Have you tried new the Independent Digital Edition apps?
SPONSORED FEATURES
Independent Dating
and  

By clicking 'Search' you
are agreeing to our
Terms of Use.

iJobs Job Widget
iJobs General

Recruitment Genius: Software / Web Developer - ASP.NET

£35000 - £45000 per annum: Recruitment Genius: This company produces a wide ra...

Recruitment Genius: Office / Sales Manager

£22000 - £32000 per annum: Recruitment Genius: Established and expanding South...

Recruitment Genius: Administrative Assistant / Order Fulfilment

£14000 per annum: Recruitment Genius: An exciting opportunity to join a thrivi...

SThree: Trainee Recruitment Consultant

£18000 - £23000 per annum + Uncapped OTE: SThree: Trainee Recruitment Consulta...

Day In a Page

Refugee crisis: David Cameron lowered the flag for the dead king of Saudi Arabia - will he do the same honour for little Aylan Kurdi?

Cameron lowered the flag for the dead king of Saudi Arabia...

But will he do the same honour for little Aylan Kurdi, asks Robert Fisk
Our leaders lack courage in this refugee crisis. We are shamed by our European neighbours

Our leaders lack courage in this refugee crisis. We are shamed by our European neighbours

Humanity must be at the heart of politics, says Jeremy Corbyn
Joe Biden's 'tease tour': Could the US Vice-President be testing the water for a presidential run?

Joe Biden's 'tease tour'

Could the US Vice-President be testing the water for a presidential run?
Britain's 24-hour culture: With the 'leisured society' a distant dream we're working longer and less regular hours than ever

Britain's 24-hour culture

With the 'leisured society' a distant dream we're working longer and less regular hours than ever
Diplomacy board game: Treachery is the way to win - which makes it just like the real thing

The addictive nature of Diplomacy

Bullying, betrayal, aggression – it may be just a board game, but the family that plays Diplomacy may never look at each other in the same way again
Lady Chatterley's Lover: Racy underwear for fans of DH Lawrence's equally racy tome

Fashion: Ooh, Lady Chatterley!

Take inspiration from DH Lawrence's racy tome with equally racy underwear
8 best children's clocks

Tick-tock: 8 best children's clocks

Whether you’re teaching them to tell the time or putting the finishing touches to a nursery, there’s a ticker for that
Charlie Austin: Queens Park Rangers striker says ‘If the move is not right, I’m not going’

Charlie Austin: ‘If the move is not right, I’m not going’
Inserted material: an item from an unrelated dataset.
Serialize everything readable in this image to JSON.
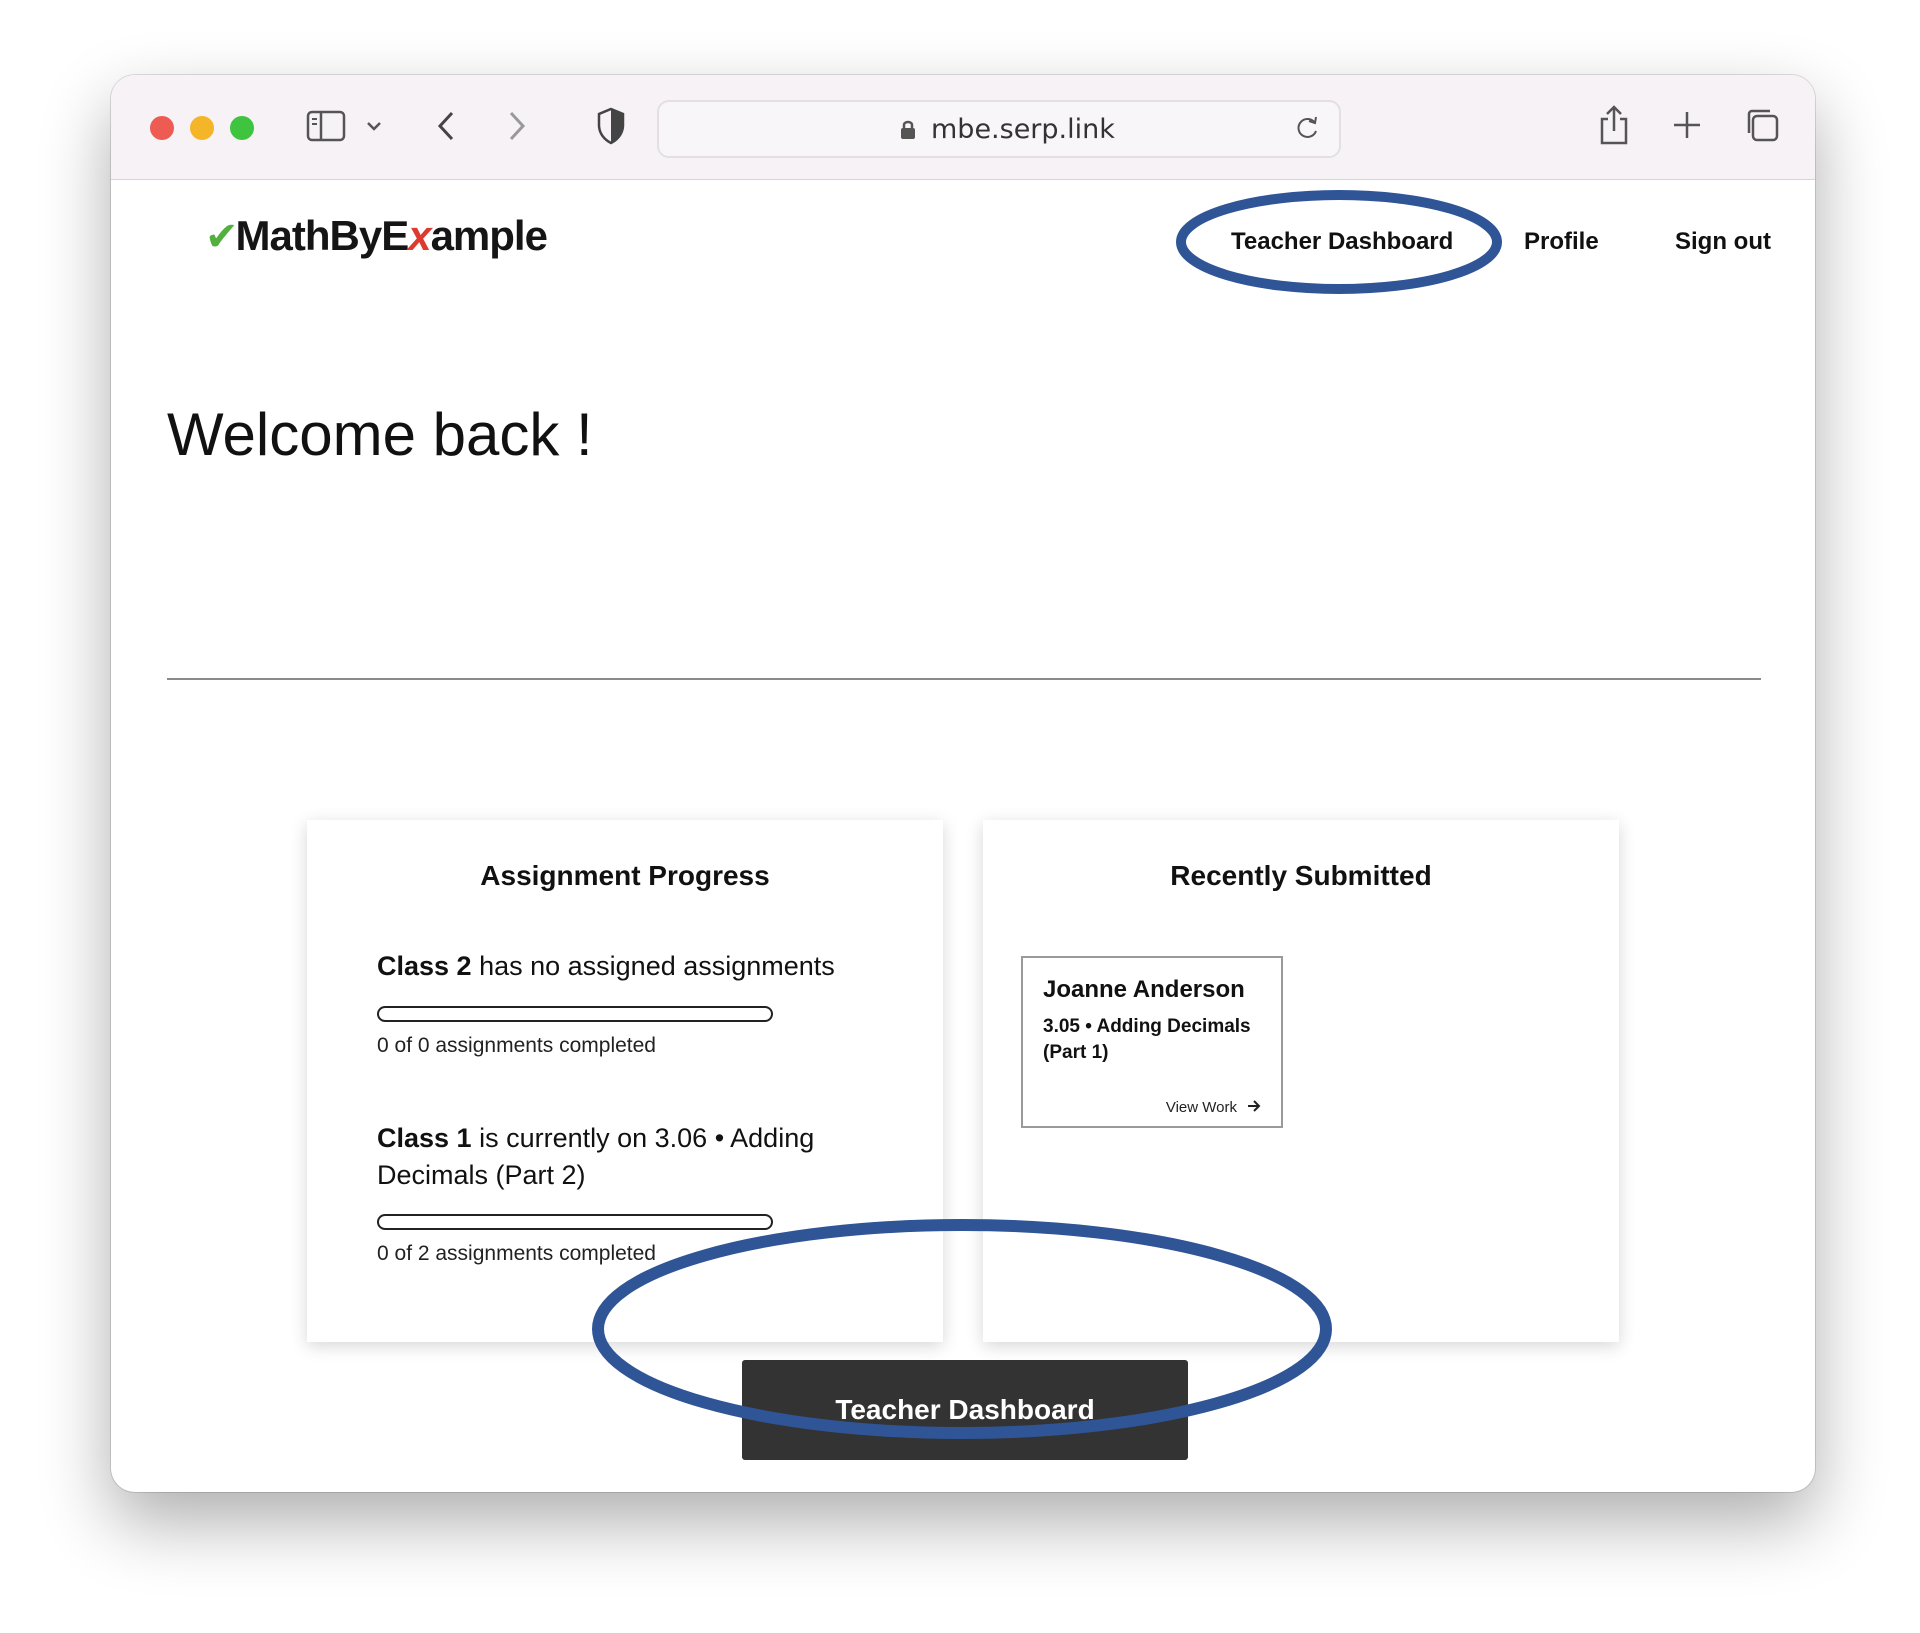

After hitting 18 goals in the Premier League last season, the QPR striker was the great non-deal of transfer deadline day. But he says he'd preferred another shot at promotion
Isis profits from destruction of antiquities by selling relics to dealers - and then blowing up the buildings they come from to conceal the evidence of looting

How Isis profits from destruction of antiquities

Robert Fisk on the terrorist group's manipulation of the market to increase the price of artefacts
Labour leadership: Andy Burnham urges Jeremy Corbyn voters to think again in last-minute plea

'If we lose touch we’ll end up with two decades of the Tories'

In an exclusive interview, Andy Burnham urges Jeremy Corbyn voters to think again in last-minute plea
Tunisia fears its Arab Spring could be reversed as the new regime becomes as intolerant of dissent as its predecessor

The Arab Spring reversed

Tunisian protesters fear that a new law will whitewash corrupt businessmen and officials, but they are finding that the new regime is becoming as intolerant of dissent as its predecessor
King Arthur: Legendary figure was real and lived most of his life in Strathclyde, academic claims

Academic claims King Arthur was real - and reveals where he lived

Dr Andrew Breeze says the legendary figure did exist – but was a general, not a king
Who is Oliver Bonas and how has he captured middle-class hearts?

Who is Oliver Bonas?

It's the first high-street store to pay its staff the living wage, and it saw out the recession in style
Earth has 'lost more than half its trees' since humans first started cutting them down

Axe-wielding Man fells half the world’s trees – leaving us just 422 each

However, the number of trees may be eight times higher than previously thought
60 years of Scalextric: Model cars are now stuffed with as much tech as real ones

60 years of Scalextric

Model cars are now stuffed with as much tech as real ones